Letter to Private Forest Landowners
An open letter to New York's private forest landowners from State Forester Robert K. Davies:
Private citizens, farmers and families from all parts of our state, together, own approximately 80% of New York's forested lands. This vast resource provides you, and all New Yorkers, with clean air, clean water, wildlife habitat, storage of carbon to mitigate climate change, recreational opportunities and, periodically, timber and wood products that build and heat homes, support New York's large and diverse forest products industry, and provide economic returns to woodlot owners.
We all share in the responsibility to protect and enhance New York's forests, which we hold in trust for future generations. The ecological health of the landscape, the diversity of our woods for wildlife and rare species, our forests' ability to withstand invasive pests and climatic changes, your ability to produce forest crops that are important to you, and sustainable timber harvests that support New York's multi-million dollar forest products industry all depend on the personal management decisions private owners make about their woods. It's a big responsibility, and one not to be taken lightly!
The average family or farm forest owner has many different reasons for owning their woodlots, and many different goals and objectives for it. With appropriate management or "silviculture" (defined as: the science-based tending and regenerating of forest stands to realize property-owner-desired benefits and sustain them over time), property owners can maintain their forests indefinitely, while using them today for many different purposes . That is the essence of sustainable forestry. It means keeping forests healthy, productive and available for future generations. This includes monitoring forest health and other conditions, maintaining appropriate numbers, kinds and ages of trees, enhancing the growth and vigor of desirable species, and regenerating new trees and forests when the current ones reach maturity or no longer serve your needs and objectives.
Because trees of good form and marketable species have value for a host of products that people depend on for daily living, woodlot owners can often sell excess and mature trees to generate revenue and pay off their investments in ownership and management. These periodic timber harvests and sales can often help meet your short- and long-term needs and objectives if planned and executed with the future in mind. Unfortunately, many woodlot owners neither use silviculture nor practice sustainable forestry. Instead they rely on an unsustainable cutting practice known as diameter-limit cutting, often called "selective cutting", which, simplistically, removes large trees and leaves smaller ones. In some cases, only commercially valuable trees are cut. This practice, called high-grading, leaves poor-quality, unhealthy, damaged or trees of low commercial value behind.
Neither diameter-limit cutting nor high-grading tries to improve your remaining woods, which should always be a goal of sustainable forestry.
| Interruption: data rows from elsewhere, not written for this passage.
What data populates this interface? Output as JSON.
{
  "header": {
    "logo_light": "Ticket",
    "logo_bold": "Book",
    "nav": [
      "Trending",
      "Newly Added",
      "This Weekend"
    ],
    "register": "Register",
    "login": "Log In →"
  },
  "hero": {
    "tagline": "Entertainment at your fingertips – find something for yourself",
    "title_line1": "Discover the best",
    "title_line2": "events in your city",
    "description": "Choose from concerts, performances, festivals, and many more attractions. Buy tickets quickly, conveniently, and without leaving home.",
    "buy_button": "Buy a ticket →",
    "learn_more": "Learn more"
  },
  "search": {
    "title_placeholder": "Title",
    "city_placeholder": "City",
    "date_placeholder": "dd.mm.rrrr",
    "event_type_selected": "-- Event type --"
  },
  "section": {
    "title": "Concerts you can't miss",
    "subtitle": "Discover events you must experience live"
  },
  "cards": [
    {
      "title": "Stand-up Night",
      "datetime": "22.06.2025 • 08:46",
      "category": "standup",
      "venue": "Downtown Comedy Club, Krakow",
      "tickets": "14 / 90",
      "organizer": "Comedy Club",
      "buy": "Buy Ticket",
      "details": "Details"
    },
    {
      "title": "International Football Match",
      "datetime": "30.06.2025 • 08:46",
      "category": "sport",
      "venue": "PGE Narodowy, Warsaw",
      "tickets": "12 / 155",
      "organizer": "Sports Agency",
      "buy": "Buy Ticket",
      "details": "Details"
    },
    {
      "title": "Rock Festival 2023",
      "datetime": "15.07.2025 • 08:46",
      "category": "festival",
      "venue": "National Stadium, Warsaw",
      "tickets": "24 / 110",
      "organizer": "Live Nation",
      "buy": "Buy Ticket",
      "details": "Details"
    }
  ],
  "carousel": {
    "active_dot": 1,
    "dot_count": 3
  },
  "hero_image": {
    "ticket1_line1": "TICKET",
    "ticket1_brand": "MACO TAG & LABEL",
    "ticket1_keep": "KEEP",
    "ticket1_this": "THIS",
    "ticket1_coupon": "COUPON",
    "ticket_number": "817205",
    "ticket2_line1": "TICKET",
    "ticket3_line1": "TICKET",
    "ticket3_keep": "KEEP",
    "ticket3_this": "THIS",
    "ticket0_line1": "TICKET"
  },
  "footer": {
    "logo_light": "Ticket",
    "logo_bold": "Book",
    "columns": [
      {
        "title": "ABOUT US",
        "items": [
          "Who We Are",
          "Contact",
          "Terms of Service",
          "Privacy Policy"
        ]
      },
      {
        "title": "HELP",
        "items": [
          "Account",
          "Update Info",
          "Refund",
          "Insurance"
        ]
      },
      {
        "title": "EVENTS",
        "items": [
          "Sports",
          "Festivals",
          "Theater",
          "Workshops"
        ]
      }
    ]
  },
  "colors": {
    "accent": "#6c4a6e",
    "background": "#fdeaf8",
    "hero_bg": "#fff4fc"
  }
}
Nor do these practices deliberately regenerate new, desirable trees to replace the ones removed by the cutting, ensuring and improving your future woodlot. As a result, your next "forest" may have a patchy and irregular mix of open and crowded areas, short and poorly-formed trees, or trees of low economic value. This creates undesirable conditions within your forest and reduces the potential for producing consistent amounts of wood products (including firewood or timber) and maintaining diverse wildlife habitats and other forest values. It also may open your woods up to being overrun by ferns or other undesirable, non-native invasive plants such as garlic mustard, buckthorn, Japanese barberry or multiflora rose. The situation usually worsens when a second or third diameter-limit cut is done in the same stand in future years.
This problem highlights the need and opportunity for better stewardship of wooded lands following recognized, sustainable forestry principles and the advice of a professional forester. With public benefits at stake, such as clean air, clean water, wildlife habitat and future timber supplies, as well as your personal benefits, some states (and localities) have implemented government regulations designed to ensure sound forest stewardship and conservation. To date, New York State largely relies on education, technical and financial assistance for private woodlot owners to promote sustainable forestry. Professional forestry services and assistance are available from DEC Foresters as well as private sector foresters such as those participating in DEC's Cooperating Forester Program. For further information, you can refer to the useful resources in the right column of this page.
I hope you will appreciate the vital role and responsibility you have, as a New York woodlot owner, in conserving and sustaining New York's forest resources and how your management decisions and activities can benefit your personal interests and those of all New Yorkers. In particular, I hope you will see the unintended and undesirable impacts that unsustainable cutting practices such as "diameter-limit cutting" and "high-grading" can have on your present and future forest, and all the resources, benefits and services they provide. Remember, prior planning, with the help and guidance of a professional forester, will help you get the most out of your forest land, no matter what your goals might be. If you have any questions about managing your forest lands, please contact the nearest DEC regional forestry office.
Thank you for your care for New York's great private forests,
Robert K. Davies
New York State Forester